» **Your goal**:
Report each line of the data below in which "true" appears.

» **Saved entries**:
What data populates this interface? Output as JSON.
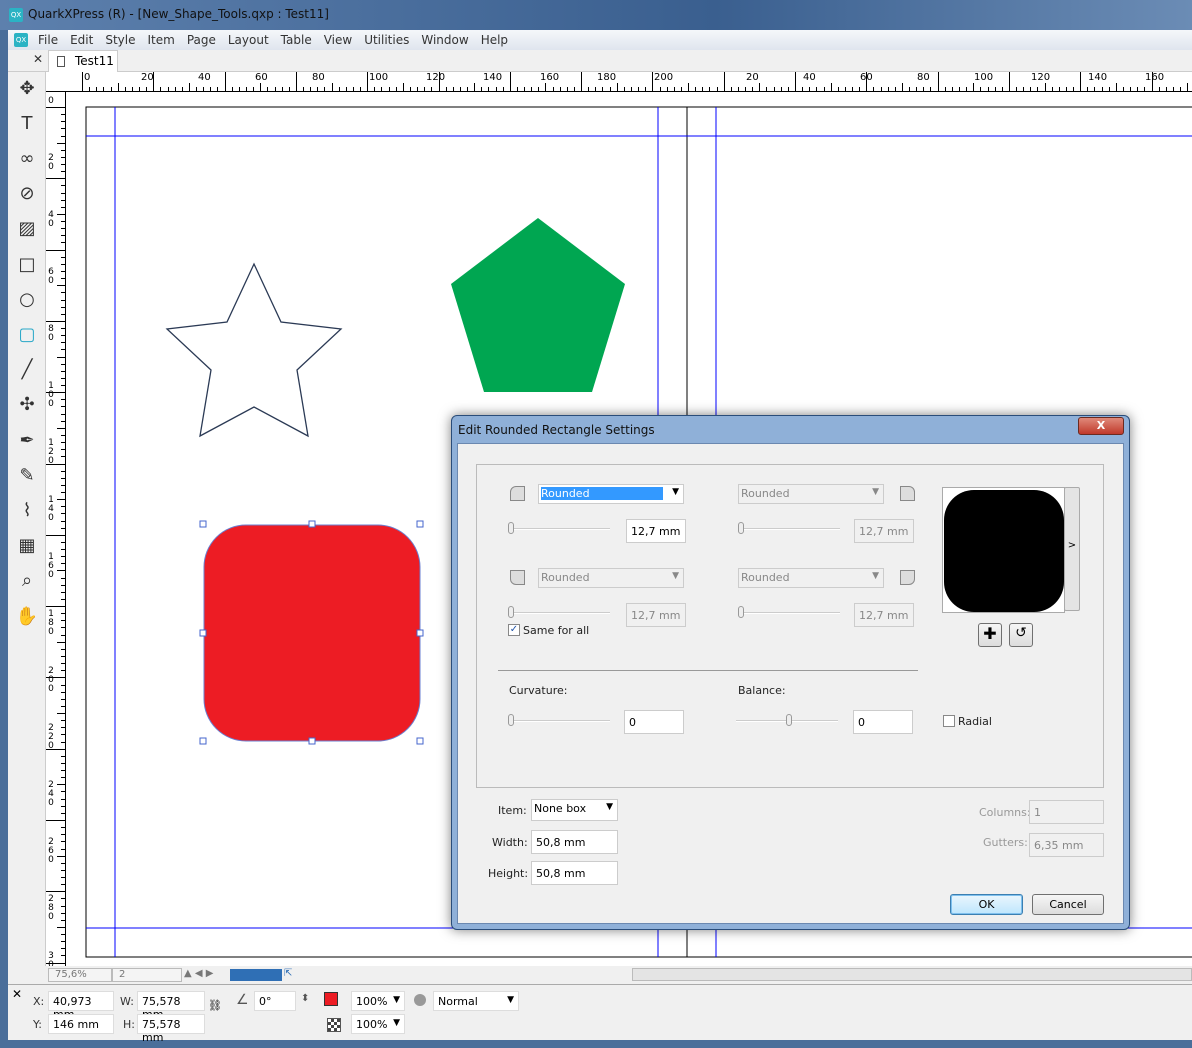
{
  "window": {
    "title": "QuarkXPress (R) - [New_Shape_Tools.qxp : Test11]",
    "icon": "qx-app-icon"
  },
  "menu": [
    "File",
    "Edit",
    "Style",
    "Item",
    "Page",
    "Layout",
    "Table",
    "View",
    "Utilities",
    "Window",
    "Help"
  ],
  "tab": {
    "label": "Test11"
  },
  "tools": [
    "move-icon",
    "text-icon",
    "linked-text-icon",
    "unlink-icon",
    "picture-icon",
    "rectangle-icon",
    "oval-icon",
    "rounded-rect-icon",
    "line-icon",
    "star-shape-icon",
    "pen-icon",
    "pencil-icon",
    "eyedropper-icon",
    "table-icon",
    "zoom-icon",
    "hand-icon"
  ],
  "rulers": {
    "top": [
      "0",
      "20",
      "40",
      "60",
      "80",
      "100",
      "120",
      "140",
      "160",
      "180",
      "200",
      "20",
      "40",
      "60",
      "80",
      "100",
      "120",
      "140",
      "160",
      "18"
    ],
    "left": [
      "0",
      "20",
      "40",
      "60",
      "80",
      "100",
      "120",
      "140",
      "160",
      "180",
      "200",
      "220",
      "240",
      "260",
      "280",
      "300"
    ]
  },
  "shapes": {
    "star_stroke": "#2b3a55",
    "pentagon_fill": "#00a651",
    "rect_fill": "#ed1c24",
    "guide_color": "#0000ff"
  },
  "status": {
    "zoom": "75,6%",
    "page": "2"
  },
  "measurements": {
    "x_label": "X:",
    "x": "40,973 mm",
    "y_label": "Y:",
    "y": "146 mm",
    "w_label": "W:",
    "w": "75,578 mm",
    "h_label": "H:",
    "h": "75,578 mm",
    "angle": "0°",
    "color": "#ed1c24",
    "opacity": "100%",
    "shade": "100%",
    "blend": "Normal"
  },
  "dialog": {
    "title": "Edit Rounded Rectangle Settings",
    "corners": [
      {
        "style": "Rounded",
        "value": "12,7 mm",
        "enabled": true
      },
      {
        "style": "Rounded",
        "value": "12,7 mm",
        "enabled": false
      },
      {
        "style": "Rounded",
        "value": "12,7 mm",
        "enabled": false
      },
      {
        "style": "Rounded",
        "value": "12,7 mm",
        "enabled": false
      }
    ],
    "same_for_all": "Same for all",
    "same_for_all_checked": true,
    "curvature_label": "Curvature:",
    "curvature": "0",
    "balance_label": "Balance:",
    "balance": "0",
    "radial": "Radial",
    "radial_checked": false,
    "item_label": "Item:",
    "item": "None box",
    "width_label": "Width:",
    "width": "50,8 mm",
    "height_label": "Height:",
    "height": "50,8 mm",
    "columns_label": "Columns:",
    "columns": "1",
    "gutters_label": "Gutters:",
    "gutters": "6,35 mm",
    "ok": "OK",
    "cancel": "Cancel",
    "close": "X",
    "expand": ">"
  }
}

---

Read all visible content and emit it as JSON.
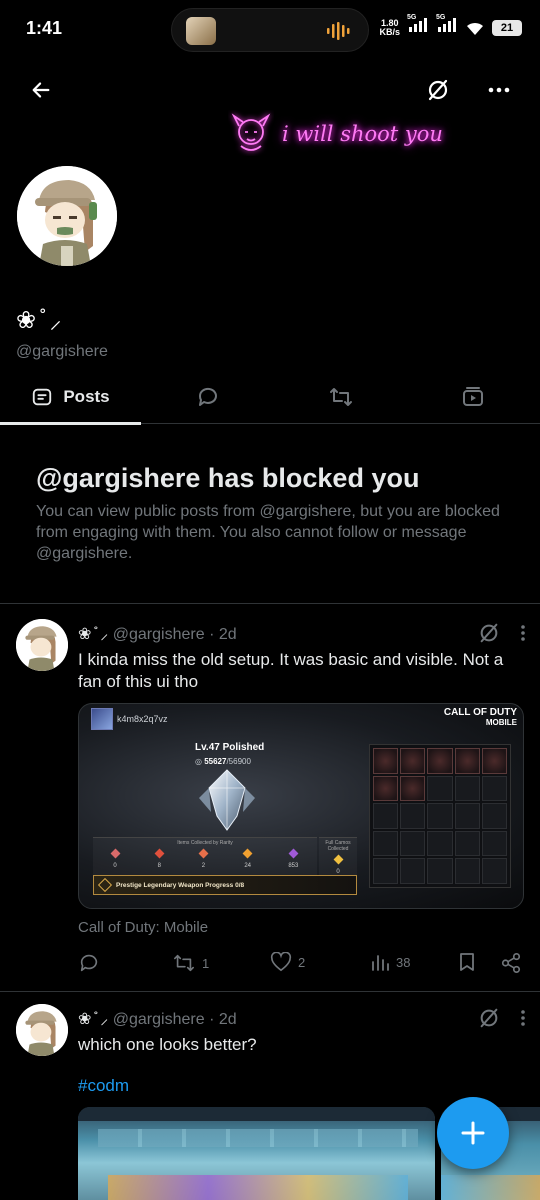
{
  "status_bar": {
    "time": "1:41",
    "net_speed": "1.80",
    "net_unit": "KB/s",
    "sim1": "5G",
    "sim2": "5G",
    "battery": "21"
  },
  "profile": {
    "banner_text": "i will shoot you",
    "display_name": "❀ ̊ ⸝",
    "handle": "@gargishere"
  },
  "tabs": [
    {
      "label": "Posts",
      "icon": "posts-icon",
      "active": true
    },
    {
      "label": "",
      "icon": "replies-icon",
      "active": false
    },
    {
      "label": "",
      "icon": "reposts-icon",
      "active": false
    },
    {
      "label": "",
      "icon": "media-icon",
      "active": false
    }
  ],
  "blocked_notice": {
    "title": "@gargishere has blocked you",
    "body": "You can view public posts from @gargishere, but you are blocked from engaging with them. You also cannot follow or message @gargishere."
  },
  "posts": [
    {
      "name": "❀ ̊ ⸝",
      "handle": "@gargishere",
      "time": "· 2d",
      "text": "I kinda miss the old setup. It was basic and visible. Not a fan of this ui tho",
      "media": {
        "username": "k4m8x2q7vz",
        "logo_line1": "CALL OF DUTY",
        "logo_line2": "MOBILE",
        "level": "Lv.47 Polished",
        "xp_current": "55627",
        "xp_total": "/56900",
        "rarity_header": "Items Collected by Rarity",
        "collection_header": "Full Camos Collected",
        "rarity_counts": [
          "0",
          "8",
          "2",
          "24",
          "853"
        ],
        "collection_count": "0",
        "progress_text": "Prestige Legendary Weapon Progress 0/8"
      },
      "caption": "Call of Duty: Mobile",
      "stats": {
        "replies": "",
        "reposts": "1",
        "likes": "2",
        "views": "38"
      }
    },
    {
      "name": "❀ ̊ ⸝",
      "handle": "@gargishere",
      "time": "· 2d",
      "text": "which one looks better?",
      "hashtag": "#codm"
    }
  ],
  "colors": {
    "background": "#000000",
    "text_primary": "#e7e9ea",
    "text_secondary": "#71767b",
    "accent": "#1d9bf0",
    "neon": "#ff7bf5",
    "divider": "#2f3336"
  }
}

» **Answer for this exercise**:
        "enabled": true
    "same_for_all_checked": true,
      "active": true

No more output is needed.